17 Oct 2022 2 min read

U-turn reduces tail risks but unlikely to stave off recession

By James Carrick

Monday's policy reversal led to a rally in UK gilt markets. This reduces tail risks, but we believe recent volatility will still lead the economy to a recession.


On Monday, the UK’s newly appointed Chancellor of the Exchequer, Jeremy Hunt, struck a sombre note, reversing most of the ‘mini-budget’ giveaways and hinting at further tightening to calm markets and restore confidence.

This was a true reversal, with the announcement undoing £32 billion (just under 1½% of GDP) or two-thirds of the medium-term giveaways. The cuts to National Insurance contributions (the Health and Social Care Levy) and stamp duty will remain as they’ve already begun their way through the parliamentary legislation process.

The Chancellor also pledged to make energy subsidies for households and businesses more targeted and to incentivize energy efficiency from next April. Perhaps they can copy German plans to subsidise only the previous 80% of consumption to encourage frugal energy use.

U-turn if you want to

Considering the reasons for this abrupt about-face, I’d point to two factors:

  1. High borrowing costs risked destabilising the economy: higher mortgage rates were set to push down house prices
  2. The Office for Budget Responsibility’s borrowing forecast (and therefore the amount of action ultimately needed to balance the books) is directly tied to borrowing costs.
    By pre-announcing policy tightening, the hope is that debt-servicing costs will fall, so fewer additional real spending cuts or tax hikes will be needed in the final announcement on 31 October

We believe the UK economy is still heading for recession, but the extreme tail risks of meltdown have been diminished.
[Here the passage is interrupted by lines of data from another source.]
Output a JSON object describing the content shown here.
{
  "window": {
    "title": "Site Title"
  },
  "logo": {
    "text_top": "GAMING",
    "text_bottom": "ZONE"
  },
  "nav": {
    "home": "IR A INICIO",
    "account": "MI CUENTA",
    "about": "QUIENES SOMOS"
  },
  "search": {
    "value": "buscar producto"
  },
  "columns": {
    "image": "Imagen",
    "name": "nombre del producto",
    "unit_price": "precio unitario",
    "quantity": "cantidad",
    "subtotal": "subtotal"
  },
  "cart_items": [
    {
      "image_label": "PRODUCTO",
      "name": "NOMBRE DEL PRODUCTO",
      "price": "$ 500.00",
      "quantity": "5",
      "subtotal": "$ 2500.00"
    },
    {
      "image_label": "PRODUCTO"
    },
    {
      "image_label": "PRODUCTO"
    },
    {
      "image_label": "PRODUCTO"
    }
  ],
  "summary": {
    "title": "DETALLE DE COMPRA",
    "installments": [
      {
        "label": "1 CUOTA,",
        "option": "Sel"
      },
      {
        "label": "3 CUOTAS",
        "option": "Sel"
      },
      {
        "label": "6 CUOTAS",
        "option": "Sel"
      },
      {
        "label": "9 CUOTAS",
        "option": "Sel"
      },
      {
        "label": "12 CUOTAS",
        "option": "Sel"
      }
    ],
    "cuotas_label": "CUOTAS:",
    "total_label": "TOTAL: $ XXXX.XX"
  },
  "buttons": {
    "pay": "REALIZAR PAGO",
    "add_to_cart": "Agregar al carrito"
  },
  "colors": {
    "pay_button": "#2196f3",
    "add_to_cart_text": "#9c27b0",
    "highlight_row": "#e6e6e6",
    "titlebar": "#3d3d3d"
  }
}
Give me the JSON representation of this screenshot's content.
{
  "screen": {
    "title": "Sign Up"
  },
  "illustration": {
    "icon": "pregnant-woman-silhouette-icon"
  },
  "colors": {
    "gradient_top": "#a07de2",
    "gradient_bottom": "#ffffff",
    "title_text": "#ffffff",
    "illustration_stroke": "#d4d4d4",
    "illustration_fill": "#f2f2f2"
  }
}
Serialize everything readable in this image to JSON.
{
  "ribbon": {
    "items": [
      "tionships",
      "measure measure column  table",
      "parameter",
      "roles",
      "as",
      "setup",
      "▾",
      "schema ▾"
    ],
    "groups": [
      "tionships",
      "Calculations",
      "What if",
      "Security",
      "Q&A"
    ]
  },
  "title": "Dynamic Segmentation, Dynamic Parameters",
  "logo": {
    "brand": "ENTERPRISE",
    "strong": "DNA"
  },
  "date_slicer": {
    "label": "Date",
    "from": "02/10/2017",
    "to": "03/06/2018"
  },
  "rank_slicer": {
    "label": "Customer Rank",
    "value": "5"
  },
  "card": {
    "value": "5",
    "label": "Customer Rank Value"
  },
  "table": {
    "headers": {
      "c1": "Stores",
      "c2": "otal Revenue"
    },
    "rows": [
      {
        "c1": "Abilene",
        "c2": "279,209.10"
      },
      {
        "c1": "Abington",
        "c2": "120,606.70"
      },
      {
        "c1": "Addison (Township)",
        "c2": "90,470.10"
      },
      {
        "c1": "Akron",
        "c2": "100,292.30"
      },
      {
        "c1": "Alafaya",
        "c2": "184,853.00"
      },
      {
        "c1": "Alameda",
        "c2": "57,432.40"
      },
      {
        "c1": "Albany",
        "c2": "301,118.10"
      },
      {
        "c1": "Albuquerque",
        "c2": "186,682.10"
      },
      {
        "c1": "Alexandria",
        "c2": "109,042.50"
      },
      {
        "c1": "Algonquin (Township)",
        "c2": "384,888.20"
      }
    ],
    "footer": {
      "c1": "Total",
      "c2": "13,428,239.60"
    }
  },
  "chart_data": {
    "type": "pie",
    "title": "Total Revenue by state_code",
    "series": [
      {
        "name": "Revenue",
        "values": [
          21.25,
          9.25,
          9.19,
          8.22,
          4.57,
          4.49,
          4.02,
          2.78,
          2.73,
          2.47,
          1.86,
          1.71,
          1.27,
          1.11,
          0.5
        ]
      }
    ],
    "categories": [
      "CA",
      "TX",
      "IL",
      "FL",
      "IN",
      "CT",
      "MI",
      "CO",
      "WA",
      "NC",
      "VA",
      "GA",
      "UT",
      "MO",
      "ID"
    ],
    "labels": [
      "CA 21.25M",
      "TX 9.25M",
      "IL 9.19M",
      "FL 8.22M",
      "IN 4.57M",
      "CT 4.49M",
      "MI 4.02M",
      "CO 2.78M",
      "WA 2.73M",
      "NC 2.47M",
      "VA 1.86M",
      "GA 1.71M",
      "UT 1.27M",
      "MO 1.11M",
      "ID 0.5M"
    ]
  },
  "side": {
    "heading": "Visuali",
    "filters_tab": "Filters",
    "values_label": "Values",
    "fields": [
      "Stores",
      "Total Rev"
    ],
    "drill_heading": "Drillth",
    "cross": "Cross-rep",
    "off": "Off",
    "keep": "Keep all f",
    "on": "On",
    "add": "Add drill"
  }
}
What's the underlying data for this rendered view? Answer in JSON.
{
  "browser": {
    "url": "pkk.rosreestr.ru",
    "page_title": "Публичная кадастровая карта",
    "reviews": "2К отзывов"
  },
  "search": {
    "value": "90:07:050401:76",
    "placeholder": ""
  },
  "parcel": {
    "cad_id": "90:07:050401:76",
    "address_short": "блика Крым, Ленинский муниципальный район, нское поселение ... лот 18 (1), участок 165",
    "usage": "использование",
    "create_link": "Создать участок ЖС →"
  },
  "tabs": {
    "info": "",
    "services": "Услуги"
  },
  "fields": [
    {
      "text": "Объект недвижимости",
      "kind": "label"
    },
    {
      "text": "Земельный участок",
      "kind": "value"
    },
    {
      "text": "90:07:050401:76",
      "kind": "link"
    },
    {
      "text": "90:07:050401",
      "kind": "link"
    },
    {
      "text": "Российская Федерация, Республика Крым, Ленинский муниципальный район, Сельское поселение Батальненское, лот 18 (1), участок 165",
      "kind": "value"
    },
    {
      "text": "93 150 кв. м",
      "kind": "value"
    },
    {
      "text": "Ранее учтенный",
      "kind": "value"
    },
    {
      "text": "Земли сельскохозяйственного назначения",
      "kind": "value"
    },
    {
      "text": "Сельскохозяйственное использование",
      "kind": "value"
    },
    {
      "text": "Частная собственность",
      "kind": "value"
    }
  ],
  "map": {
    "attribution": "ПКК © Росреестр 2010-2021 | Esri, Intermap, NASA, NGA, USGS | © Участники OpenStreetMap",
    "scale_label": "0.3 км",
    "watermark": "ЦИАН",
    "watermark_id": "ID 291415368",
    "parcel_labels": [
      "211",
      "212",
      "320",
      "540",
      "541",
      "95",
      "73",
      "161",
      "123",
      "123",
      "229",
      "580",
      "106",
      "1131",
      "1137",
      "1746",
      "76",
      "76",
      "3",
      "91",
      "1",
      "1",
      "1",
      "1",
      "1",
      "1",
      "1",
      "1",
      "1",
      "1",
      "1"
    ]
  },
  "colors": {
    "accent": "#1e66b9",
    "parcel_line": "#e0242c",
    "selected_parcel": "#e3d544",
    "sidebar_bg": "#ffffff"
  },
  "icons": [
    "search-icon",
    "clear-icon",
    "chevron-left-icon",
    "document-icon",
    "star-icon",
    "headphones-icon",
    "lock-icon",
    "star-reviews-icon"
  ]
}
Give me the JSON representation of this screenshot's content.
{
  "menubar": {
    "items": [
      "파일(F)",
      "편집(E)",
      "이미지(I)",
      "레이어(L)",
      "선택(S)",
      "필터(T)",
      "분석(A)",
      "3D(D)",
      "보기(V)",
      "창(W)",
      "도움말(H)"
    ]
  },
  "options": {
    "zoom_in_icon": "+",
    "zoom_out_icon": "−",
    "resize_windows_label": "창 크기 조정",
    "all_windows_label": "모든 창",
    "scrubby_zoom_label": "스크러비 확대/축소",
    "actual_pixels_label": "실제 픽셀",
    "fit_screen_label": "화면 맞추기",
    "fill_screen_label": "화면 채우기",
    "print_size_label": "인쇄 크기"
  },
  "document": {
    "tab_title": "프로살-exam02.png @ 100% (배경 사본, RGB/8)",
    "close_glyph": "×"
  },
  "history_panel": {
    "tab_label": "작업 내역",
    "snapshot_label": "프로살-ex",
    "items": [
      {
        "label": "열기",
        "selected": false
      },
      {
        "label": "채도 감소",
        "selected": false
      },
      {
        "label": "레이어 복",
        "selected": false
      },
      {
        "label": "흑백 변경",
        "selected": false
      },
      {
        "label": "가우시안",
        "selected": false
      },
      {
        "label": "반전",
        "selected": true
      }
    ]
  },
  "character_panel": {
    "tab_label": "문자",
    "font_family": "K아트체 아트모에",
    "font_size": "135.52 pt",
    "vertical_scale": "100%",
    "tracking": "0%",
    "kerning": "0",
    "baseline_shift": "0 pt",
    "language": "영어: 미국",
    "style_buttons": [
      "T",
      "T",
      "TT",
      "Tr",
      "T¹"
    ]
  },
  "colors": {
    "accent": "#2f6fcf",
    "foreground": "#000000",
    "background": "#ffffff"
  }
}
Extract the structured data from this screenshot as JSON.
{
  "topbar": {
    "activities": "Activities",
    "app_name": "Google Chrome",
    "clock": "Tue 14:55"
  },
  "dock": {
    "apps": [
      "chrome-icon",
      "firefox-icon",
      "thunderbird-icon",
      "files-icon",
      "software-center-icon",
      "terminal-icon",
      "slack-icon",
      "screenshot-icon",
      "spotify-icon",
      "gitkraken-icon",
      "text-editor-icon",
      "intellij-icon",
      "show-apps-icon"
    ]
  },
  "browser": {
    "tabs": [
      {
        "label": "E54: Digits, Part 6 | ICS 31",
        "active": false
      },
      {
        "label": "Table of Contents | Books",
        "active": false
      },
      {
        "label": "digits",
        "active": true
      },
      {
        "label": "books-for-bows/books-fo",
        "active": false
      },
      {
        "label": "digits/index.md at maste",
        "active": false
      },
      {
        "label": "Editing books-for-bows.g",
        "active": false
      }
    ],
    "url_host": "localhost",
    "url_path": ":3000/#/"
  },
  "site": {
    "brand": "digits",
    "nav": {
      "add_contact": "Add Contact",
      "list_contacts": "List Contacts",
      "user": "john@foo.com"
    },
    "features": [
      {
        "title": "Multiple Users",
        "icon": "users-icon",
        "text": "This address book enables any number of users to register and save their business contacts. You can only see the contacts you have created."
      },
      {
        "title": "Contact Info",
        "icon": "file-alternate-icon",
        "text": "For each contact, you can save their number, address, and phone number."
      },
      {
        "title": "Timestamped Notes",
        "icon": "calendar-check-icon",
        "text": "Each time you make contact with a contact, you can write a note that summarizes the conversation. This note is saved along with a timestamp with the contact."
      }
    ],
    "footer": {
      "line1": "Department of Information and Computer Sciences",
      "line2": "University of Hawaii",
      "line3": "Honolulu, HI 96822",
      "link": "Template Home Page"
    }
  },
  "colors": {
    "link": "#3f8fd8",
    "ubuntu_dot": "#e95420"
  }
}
The outlook for mortgage lending is similar – the U-turn on fiscal policy reduces the risk of a cliff-edge scenario, but we can expect lending to decline as it would in a ‘normal’ recession.

Risk aversion is here to stay

Even though today’s announcement led to gilts rallying, remember that the Bank of England’s credit conditions survey anticipated a sharp tightening of mortgage lending conditions even before September’s UK government debt rout.


Even if gilt yields were to fall all the way back, given the rise in volatility banks will likely remain more risk-averse about lending than before.

It’s hard to put the toothpaste back in the tube.

This blog was written before the 3.30 GMT announcement giving further details of the UK’s fiscal plans, and will be updated if significant developments change our outlook.

James Carrick

Global economist

James is a global economist with a knack for using analogies to explain economic concepts. He is a techno-optimist and an early adopter. He enjoys building models - both of the economy and robot Lego ones with his son. He also likes crunching data and chocolate bars. He joined in 2006 from the number-one ranked economics team at ABN AMRO with prior experience at HM Treasury.

James Carrick